Labor productivity improvement alongside economic restructuring goals

Dr. Vu Tien Loc, President of the Vietnam Chamber of Commerce and Industry (VCCI)

Increasing productivity is the only way to achieve sustainable growth goals and realize the per capita income of US$15,000 - 18,000 by 2035 as set out in the Vietnam 2035 Report.

To boost the overall productivity of the country, VCCI suggested solutions to foster institutional reforms to channel resources to the most efficient areas. At the same time, VCCI has proposed promoting a stronger shift in economic structure where the most important driving policy is enterprise development.

Increasing labor productivity should be linked to economic restructuring goals to achieve higher labor value. Indeed, it is necessary to discover and maximize potential and advantages of all integrated resources of materials, personnel, scientific and technological application and opportunities to enhance labor productivity.

Private enterprises contribute only 10% of GDP while the household economy makes up for 30%. Therefore, improving productivity in this sector with 5.1 million business households and 9 million workers is an important solution to improving the nation's productivity. If the productivity within this sector is enhanced, the overall productivity will be significantly improved. To do so, important solutions are raising governance capacity, human resource quality and transparency. VCCI advocates revising the Law on Enterprises to make this sector a type of enterprise. Since then, there will be a legal corridor for this type of enterprise, support them to improve transparency and governance and raise productivity in general.

Vietnam’s labor productivity is low

Mr. Nguyen Chi Dung - Minister of Planning and Investment

Compared with other countries in the region, Vietnam’s labor productivity is still low. Based on the purchasing power parity (PPP), the country’s labor productivity reached US$11,142 in 2018, only equal to 7.3% of Singapore’s labor productivity, 19% of Malaysia, 37% of Thailand, 44.8% of Indonesia, and 55.9% of the Philippines.

This worrying fact places pressure on fulfilment of industrialization and modernization goals, and shortens the development gap with countries in the region and the world. Low labor productivity poses a big challenge to the economy, threatens Vietnam's growth, competitiveness and progress towards prosperity.

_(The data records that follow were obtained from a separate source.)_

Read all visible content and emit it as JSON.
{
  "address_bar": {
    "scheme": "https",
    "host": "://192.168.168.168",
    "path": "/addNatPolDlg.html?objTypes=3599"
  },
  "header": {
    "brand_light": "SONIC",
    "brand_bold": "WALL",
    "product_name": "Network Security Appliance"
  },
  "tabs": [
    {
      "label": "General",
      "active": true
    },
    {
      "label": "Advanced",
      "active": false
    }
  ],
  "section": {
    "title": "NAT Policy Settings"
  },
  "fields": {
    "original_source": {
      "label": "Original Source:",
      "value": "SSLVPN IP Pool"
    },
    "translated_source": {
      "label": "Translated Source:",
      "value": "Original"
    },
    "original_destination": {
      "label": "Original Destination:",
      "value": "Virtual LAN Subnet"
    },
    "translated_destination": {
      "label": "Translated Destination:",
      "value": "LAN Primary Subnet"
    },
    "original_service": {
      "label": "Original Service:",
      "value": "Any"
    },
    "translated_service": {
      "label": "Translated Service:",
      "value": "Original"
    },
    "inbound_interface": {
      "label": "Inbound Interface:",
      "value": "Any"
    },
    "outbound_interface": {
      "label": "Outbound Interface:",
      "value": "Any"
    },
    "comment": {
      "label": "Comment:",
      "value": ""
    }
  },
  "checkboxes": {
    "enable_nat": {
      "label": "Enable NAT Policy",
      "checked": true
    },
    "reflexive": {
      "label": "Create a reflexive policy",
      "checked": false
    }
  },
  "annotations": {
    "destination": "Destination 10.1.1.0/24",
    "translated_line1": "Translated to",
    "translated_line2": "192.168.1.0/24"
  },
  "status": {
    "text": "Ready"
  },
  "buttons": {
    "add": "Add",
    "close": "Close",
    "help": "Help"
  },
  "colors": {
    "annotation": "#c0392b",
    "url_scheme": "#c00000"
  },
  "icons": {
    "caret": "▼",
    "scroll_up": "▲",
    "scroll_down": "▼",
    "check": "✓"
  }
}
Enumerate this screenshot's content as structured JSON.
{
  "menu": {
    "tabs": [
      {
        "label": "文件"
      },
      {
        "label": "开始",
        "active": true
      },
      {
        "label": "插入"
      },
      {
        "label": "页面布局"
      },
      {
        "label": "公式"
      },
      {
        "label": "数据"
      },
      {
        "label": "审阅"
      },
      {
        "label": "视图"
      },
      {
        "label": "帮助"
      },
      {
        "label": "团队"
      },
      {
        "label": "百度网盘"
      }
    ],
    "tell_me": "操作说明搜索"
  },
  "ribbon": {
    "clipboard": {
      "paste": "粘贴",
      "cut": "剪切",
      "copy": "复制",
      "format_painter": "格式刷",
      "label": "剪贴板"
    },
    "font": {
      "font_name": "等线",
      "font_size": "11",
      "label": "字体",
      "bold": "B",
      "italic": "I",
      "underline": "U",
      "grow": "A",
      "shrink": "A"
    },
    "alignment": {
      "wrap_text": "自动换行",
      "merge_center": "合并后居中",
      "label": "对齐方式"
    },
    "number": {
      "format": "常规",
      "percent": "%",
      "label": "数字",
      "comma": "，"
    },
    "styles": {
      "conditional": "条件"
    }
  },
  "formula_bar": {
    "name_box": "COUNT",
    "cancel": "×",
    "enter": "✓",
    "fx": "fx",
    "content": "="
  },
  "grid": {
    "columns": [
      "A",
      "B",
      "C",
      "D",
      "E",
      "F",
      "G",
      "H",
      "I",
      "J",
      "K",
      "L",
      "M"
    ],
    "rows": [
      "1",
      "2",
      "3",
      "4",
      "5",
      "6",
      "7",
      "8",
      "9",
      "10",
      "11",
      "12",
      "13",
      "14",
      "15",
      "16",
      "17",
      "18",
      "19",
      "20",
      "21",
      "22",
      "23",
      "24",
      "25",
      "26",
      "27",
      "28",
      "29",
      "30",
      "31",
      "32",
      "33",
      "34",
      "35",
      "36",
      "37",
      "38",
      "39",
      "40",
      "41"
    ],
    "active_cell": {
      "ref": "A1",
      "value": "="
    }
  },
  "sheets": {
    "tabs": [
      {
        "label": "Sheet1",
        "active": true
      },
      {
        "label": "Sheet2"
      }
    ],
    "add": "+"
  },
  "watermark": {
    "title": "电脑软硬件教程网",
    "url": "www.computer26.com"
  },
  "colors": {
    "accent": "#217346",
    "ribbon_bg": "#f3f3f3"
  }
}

How to raise labor productivity is an issue that needs to be solved and it should be dealt with by a more comprehensive and effective solution, especially when we are planning to set a high development goals in the next 10-year socio-economic development strategy.

Improving labor productivity is an urgent task

Mr. Nguyen Bich Lam - General Director of the General Statistics Office (GSO)

There are eight reasons for low labor productivity in Vietnam: Small size of Vietnam's economy; positive but slow economic restructuring; backward machinery, equipment and technological processes; limited quality of human resources; improper organization, management and use of resources; slow urbanization and industrial accumulation; institutional barriers; and the underperformance of the business sector which is not really a decisive driving force to labor productivity growth.

For a country, if its GDP growth is based on only simple work and low levels of technology and workmanship, it is often not high or sustainable. Productivity-driven GDP growth is a big challenge, especially for a country where the labor force has perpetual agricultural thinking and the rate of trained labor is not high as Vietnam, this direction is likely to create high growth, sustainability and competitiveness of the economy.

One of key points to promote growth is to improve labor productivity through a series of institutional and policy solutions. The general solution is to improve labor productivity to boost growth, escape the middle income trap, avoid lagging behind, and narrow the development gap with countries around the world. The Government should soon establish a National Productivity Council and launch a labor productivity movement to meet this requirement on a large scale.